The Hague, 20 February 2018: The Perus Working Group (PWG), which was established in 2014 to identify bodies that were interred in a clandestine mass grave in Sao Paulo, Brazil, has announced the first identification of a victim buried at the cemetery: Dimas Antonio Casemiro, who was killed by agents of the military regime in April 1971.
The remains of opponents of the military government were buried at the cemetery without identification between 1971 and 1975.
The identification of the body of Dimas Antonio Casemiro was confirmed following analysis of biological samples sent from Brazil to ICMP’s laboratory system.
The DNA Match Report was brought to Sao Paulo by the Director of ICMP’s Science & Technology Program, Dr. Thomas Parsons.
“This was an extremely complex undertaking,” said Dr. Samuel Ferreira, the Scientific Coordinator of Brazil’s Special Commission on Political Deaths and Disappearances, who is also the scientific coordinator of the PWG and director of the Forensic DNA Research Institute in Brasília. “The genetic identification was confirmed by anthropological, odontological and ante-mortem information, regarding height, age, dental records and gunshot trauma. It ends 47 years of waiting for the victim’s relatives. This motivates us, the families and the cause. The expert team in Brazil have done an excellent job in partnership with ICMP.”
Dr. Parsons said the identification process is the result of an effort that brings together interconnected elements, noting that “ICMP worked with our partners in Brazil to formulate an approach to the use and interpretation of DNA in this complex project, including the multi-disciplinary integration of evidence.”
Dr. Parsons and Dr. Ferreira worked together over a period of years on the technical approach to this difficult and long-standing challenge.

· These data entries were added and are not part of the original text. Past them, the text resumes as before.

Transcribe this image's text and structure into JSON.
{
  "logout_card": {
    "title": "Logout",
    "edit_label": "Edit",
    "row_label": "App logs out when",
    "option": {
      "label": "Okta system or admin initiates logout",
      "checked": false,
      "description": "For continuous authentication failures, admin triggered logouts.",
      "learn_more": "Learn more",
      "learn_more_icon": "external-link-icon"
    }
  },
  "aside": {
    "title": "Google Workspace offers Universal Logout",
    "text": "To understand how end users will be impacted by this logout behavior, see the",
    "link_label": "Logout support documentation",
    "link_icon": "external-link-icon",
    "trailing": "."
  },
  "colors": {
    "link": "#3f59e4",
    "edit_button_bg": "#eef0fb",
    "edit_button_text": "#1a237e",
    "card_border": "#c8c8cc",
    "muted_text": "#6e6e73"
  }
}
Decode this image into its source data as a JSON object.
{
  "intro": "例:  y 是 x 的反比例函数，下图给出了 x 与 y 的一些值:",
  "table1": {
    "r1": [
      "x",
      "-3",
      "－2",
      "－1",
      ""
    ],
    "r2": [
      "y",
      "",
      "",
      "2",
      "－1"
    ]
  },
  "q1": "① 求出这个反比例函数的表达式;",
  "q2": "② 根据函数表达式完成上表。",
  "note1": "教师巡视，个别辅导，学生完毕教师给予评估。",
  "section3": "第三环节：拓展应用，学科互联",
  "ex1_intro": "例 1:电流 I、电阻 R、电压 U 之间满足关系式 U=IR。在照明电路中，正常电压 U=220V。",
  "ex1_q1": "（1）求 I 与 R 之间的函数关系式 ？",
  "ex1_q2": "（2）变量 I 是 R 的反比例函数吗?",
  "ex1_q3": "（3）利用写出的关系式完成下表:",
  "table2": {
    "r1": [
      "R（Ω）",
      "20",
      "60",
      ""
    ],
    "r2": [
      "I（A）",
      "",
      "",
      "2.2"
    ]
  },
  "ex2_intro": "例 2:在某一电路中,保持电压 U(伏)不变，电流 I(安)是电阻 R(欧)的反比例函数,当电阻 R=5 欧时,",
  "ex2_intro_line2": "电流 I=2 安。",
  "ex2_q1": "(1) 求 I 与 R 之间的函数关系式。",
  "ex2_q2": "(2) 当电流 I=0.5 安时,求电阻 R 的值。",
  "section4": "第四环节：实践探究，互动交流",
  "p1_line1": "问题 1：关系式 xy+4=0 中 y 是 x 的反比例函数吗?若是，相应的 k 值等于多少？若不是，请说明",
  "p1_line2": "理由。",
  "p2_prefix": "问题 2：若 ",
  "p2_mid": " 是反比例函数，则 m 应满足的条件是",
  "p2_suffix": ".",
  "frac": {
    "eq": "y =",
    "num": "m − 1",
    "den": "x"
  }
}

More than 1,000 people were buried in the clandestine mass grave, which was discovered in September 1990. The PWG is focused on identifying 41 people who are believed to have been victims of enforced disappearance under the dictatorship.
ICMP has a standing capacity to process large numbers of DNA profiles and is the global leader in extracting profiles from severely degraded bone samples and in helping to direct and integrate the use of DNA testing in large, complex identification efforts.
The president of Brazil’s Special Commission on Political Deaths and Disappearances, Dr. Eugênia Gonzaga, said that with this result, the PWG and the entities that compose it present a concrete response to society and especially to relatives of the dead that the partnership with ICMP has been very important in this process.
As part of the agreement between the Special Commission and ICMP, supported by the UN Development Program, the first set of post-mortem samples and family members’ samples were transferred to ICMP’s laboratory system on 14 September by Dr. Ferreira and a relative of one of the missing, Mr. Helder Duarte.
“I’m sure that with this work, this identification and this partnership with ICMP we have taken another important step foward with regards to themes such as memory, truth, justice and human rights”, said Dr. Ferreira.
The Perus Working Group has been a successful experience from the point of view of management, scientific and forensic expertise, partnership with ICMP, and the relationship with families, Dr Ferreira said. “We have travelled roughly 44,000 kilometers in Brazil in the last two years in order to collect blood samples from all family members and this was essential for the identification process of Dimas Casemiro.